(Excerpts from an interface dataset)
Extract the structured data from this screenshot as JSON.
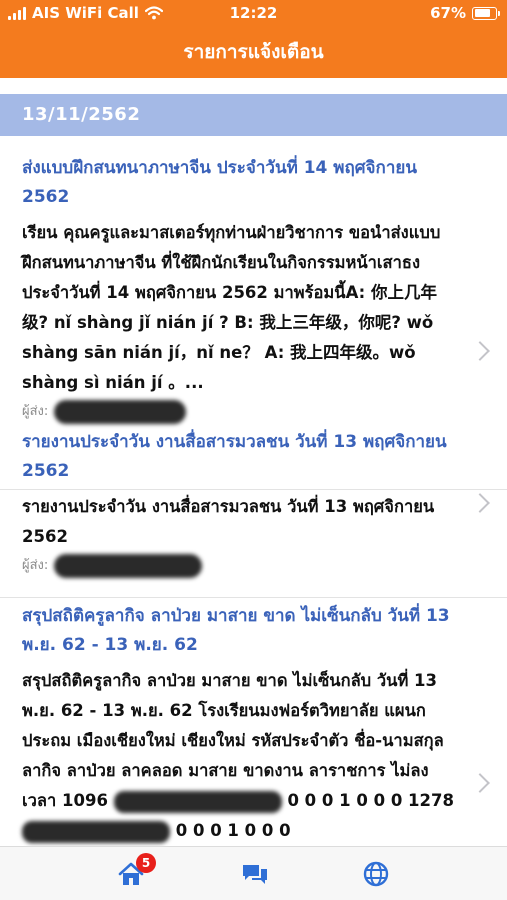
{
  "status_bar": {
    "carrier": "AIS WiFi Call",
    "time": "12:22",
    "battery_percent": "67%",
    "battery_level": 0.67
  },
  "header": {
    "title": "รายการแจ้งเตือน"
  },
  "date_group": "13/11/2562",
  "notifications": [
    {
      "title": "ส่งแบบฝึกสนทนาภาษาจีน ประจำวันที่ 14 พฤศจิกายน 2562",
      "body": "เรียน คุณครูและมาสเตอร์ทุกท่านฝ่ายวิชาการ ขอนำส่งแบบฝึกสนทนาภาษาจีน ที่ใช้ฝึกนักเรียนในกิจกรรมหน้าเสาธง ประจำวันที่ 14 พฤศจิกายน 2562 มาพร้อมนี้A: 你上几年级? nǐ shàng jǐ nián jí ? B: 我上三年级，你呢? wǒ shàng sān nián jí，nǐ ne？ A: 我上四年级。wǒ shàng sì nián jí 。...",
      "sender_label": "ผู้ส่ง:"
    },
    {
      "title": "รายงานประจำวัน งานสื่อสารมวลชน วันที่ 13 พฤศจิกายน 2562",
      "body": "รายงานประจำวัน งานสื่อสารมวลชน วันที่ 13 พฤศจิกายน 2562",
      "sender_label": "ผู้ส่ง:"
    },
    {
      "title": "สรุปสถิติครูลากิจ ลาป่วย มาสาย ขาด ไม่เซ็นกลับ วันที่ 13 พ.ย. 62 - 13 พ.ย. 62",
      "body_main": "สรุปสถิติครูลากิจ ลาป่วย มาสาย ขาด ไม่เซ็นกลับ วันที่ 13 พ.ย. 62 - 13 พ.ย. 62 โรงเรียนมงฟอร์ตวิทยาลัย แผนกประถม เมืองเชียงใหม่ เชียงใหม่ รหัสประจำตัว ชื่อ-นามสกุล ลากิจ ลาป่วย ลาคลอด มาสาย ขาดงาน ลาราชการ ไม่ลงเวลา 1096",
      "body_line_a_end": "0 0",
      "body_line_b_start": "0 1 0 0 0 1278",
      "body_line_b_end": "0 0 0 1 0 0 0"
    }
  ],
  "tab_bar": {
    "home_badge": "5",
    "tabs": [
      "home-icon",
      "chat-icon",
      "globe-icon"
    ]
  },
  "colors": {
    "primary": "#f47b1e",
    "date_header": "#a4b9e6",
    "title_text": "#3a62b9",
    "badge": "#e8201b"
  }
}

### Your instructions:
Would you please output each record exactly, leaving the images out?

### Reply:
Extract the structured data from this screenshot as JSON.
{
  "status_bar": {
    "carrier": "AIS WiFi Call",
    "time": "12:22",
    "battery_percent": "67%",
    "battery_level": 0.67
  },
  "header": {
    "title": "รายการแจ้งเตือน"
  },
  "date_group": "13/11/2562",
  "notifications": [
    {
      "title": "ส่งแบบฝึกสนทนาภาษาจีน ประจำวันที่ 14 พฤศจิกายน 2562",
      "body": "เรียน คุณครูและมาสเตอร์ทุกท่านฝ่ายวิชาการ ขอนำส่งแบบฝึกสนทนาภาษาจีน ที่ใช้ฝึกนักเรียนในกิจกรรมหน้าเสาธง ประจำวันที่ 14 พฤศจิกายน 2562 มาพร้อมนี้A: 你上几年级? nǐ shàng jǐ nián jí ? B: 我上三年级，你呢? wǒ shàng sān nián jí，nǐ ne？ A: 我上四年级。wǒ shàng sì nián jí 。...",
      "sender_label": "ผู้ส่ง:"
    },
    {
      "title": "รายงานประจำวัน งานสื่อสารมวลชน วันที่ 13 พฤศจิกายน 2562",
      "body": "รายงานประจำวัน งานสื่อสารมวลชน วันที่ 13 พฤศจิกายน 2562",
      "sender_label": "ผู้ส่ง:"
    },
    {
      "title": "สรุปสถิติครูลากิจ ลาป่วย มาสาย ขาด ไม่เซ็นกลับ วันที่ 13 พ.ย. 62 - 13 พ.ย. 62",
      "body_main": "สรุปสถิติครูลากิจ ลาป่วย มาสาย ขาด ไม่เซ็นกลับ วันที่ 13 พ.ย. 62 - 13 พ.ย. 62 โรงเรียนมงฟอร์ตวิทยาลัย แผนกประถม เมืองเชียงใหม่ เชียงใหม่ รหัสประจำตัว ชื่อ-นามสกุล ลากิจ ลาป่วย ลาคลอด มาสาย ขาดงาน ลาราชการ ไม่ลงเวลา 1096",
      "body_line_a_end": "0 0",
      "body_line_b_start": "0 1 0 0 0 1278",
      "body_line_b_end": "0 0 0 1 0 0 0"
    }
  ],
  "tab_bar": {
    "home_badge": "5",
    "tabs": [
      "home-icon",
      "chat-icon",
      "globe-icon"
    ]
  },
  "colors": {
    "primary": "#f47b1e",
    "date_header": "#a4b9e6",
    "title_text": "#3a62b9",
    "badge": "#e8201b"
  }
}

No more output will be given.